• _WHAT NEEDS TO BE DONE_
Scan the data. Collect each line that contains the word "this".

Segment Open

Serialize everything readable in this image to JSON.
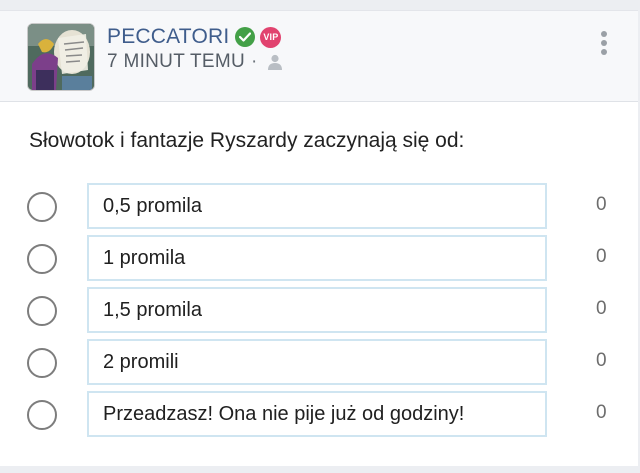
{
  "post": {
    "author": "PECCATORI",
    "badges": {
      "verified": "check-circle-icon",
      "vip": "VIP"
    },
    "time": "7 MINUT TEMU",
    "separator": "·",
    "visibility_icon": "person-icon",
    "menu_icon": "more-vertical-icon"
  },
  "poll": {
    "question": "Słowotok i fantazje Ryszardy zaczynają się od:",
    "options": [
      {
        "label": "0,5 promila",
        "count": "0"
      },
      {
        "label": "1 promila",
        "count": "0"
      },
      {
        "label": "1,5 promila",
        "count": "0"
      },
      {
        "label": "2 promili",
        "count": "0"
      },
      {
        "label": "Przeadzasz! Ona nie pije już od godziny!",
        "count": "0"
      }
    ]
  },
  "colors": {
    "author": "#3f5d8c",
    "verified": "#43a047",
    "vip": "#e1436f",
    "option_border": "#cfe5f1"
  }
}
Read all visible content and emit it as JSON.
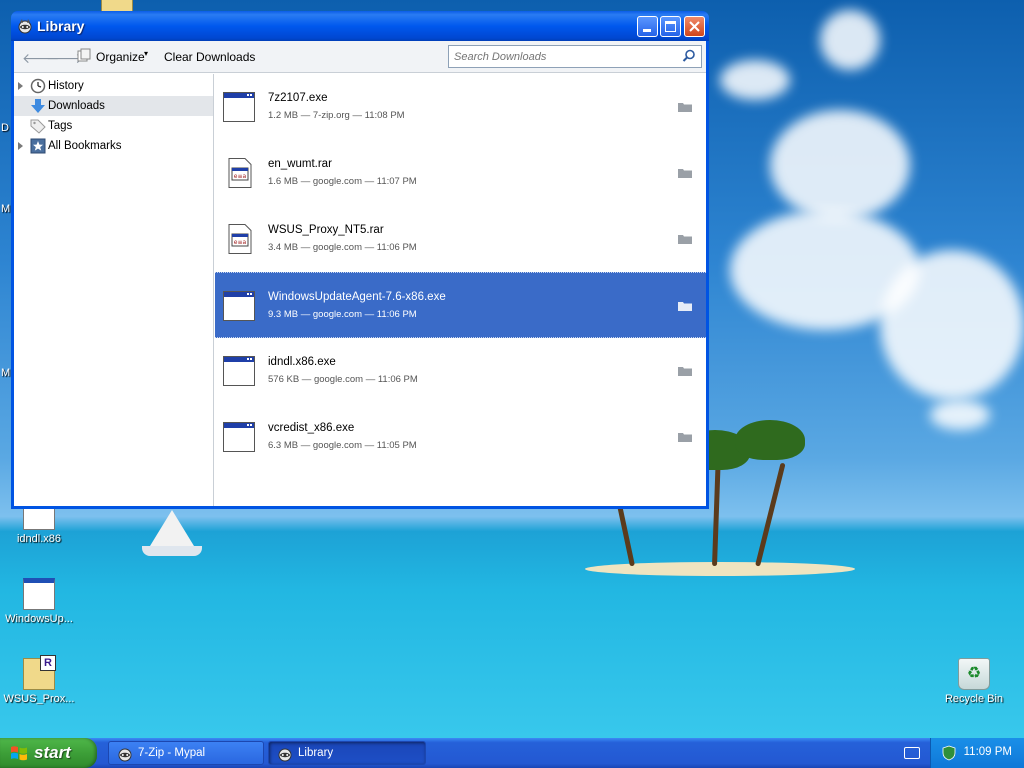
{
  "window": {
    "title": "Library",
    "toolbar": {
      "organize_label": "Organize",
      "clear_downloads_label": "Clear Downloads",
      "search_placeholder": "Search Downloads"
    },
    "sidebar": {
      "items": [
        {
          "label": "History"
        },
        {
          "label": "Downloads"
        },
        {
          "label": "Tags"
        },
        {
          "label": "All Bookmarks"
        }
      ]
    },
    "downloads": [
      {
        "name": "7z2107.exe",
        "meta": "1.2 MB — 7-zip.org — 11:08 PM"
      },
      {
        "name": "en_wumt.rar",
        "meta": "1.6 MB — google.com — 11:07 PM"
      },
      {
        "name": "WSUS_Proxy_NT5.rar",
        "meta": "3.4 MB — google.com — 11:06 PM"
      },
      {
        "name": "WindowsUpdateAgent-7.6-x86.exe",
        "meta": "9.3 MB — google.com — 11:06 PM"
      },
      {
        "name": "idndl.x86.exe",
        "meta": "576 KB — google.com — 11:06 PM"
      },
      {
        "name": "vcredist_x86.exe",
        "meta": "6.3 MB — google.com — 11:05 PM"
      }
    ]
  },
  "desktop": {
    "icons": [
      {
        "label": "idndl.x86"
      },
      {
        "label": "WindowsUp..."
      },
      {
        "label": "WSUS_Prox..."
      },
      {
        "label": "Recycle Bin"
      }
    ],
    "edge_letters": [
      "D",
      "M",
      "M"
    ]
  },
  "taskbar": {
    "start_label": "start",
    "tasks": [
      {
        "label": "7-Zip - Mypal"
      },
      {
        "label": "Library"
      }
    ],
    "clock": "11:09 PM"
  },
  "colors": {
    "title_bar": "#0054e3",
    "selection": "#3a6bc8",
    "start_button": "#3d9f38",
    "taskbar": "#2458d2"
  }
}
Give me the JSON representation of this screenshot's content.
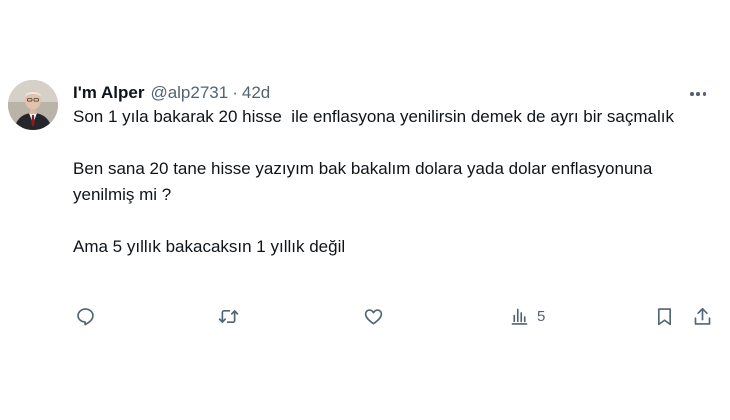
{
  "tweet": {
    "author": {
      "display_name": "I'm Alper",
      "handle": "@alp2731",
      "separator": "·",
      "time": "42d"
    },
    "paragraphs": [
      "Son 1 yıla bakarak 20 hisse  ile enflasyona yenilirsin demek de ayrı bir saçmalık",
      "Ben sana 20 tane hisse yazıyım bak bakalım dolara yada dolar enflasyonuna yenilmiş mi ?",
      "Ama 5 yıllık bakacaksın 1 yıllık değil"
    ],
    "actions": {
      "reply": {
        "icon": "reply-icon"
      },
      "retweet": {
        "icon": "retweet-icon"
      },
      "like": {
        "icon": "heart-icon"
      },
      "views": {
        "icon": "views-icon",
        "count": "5"
      },
      "bookmark": {
        "icon": "bookmark-icon"
      },
      "share": {
        "icon": "share-icon"
      }
    },
    "more_icon": "more-dots-icon",
    "colors": {
      "text": "#0f1419",
      "secondary": "#536471",
      "background": "#ffffff"
    }
  }
}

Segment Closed

• _WORKED SOLUTION_
Serialize everything readable in this image to JSON.
Give me the JSON representation of this screenshot's content.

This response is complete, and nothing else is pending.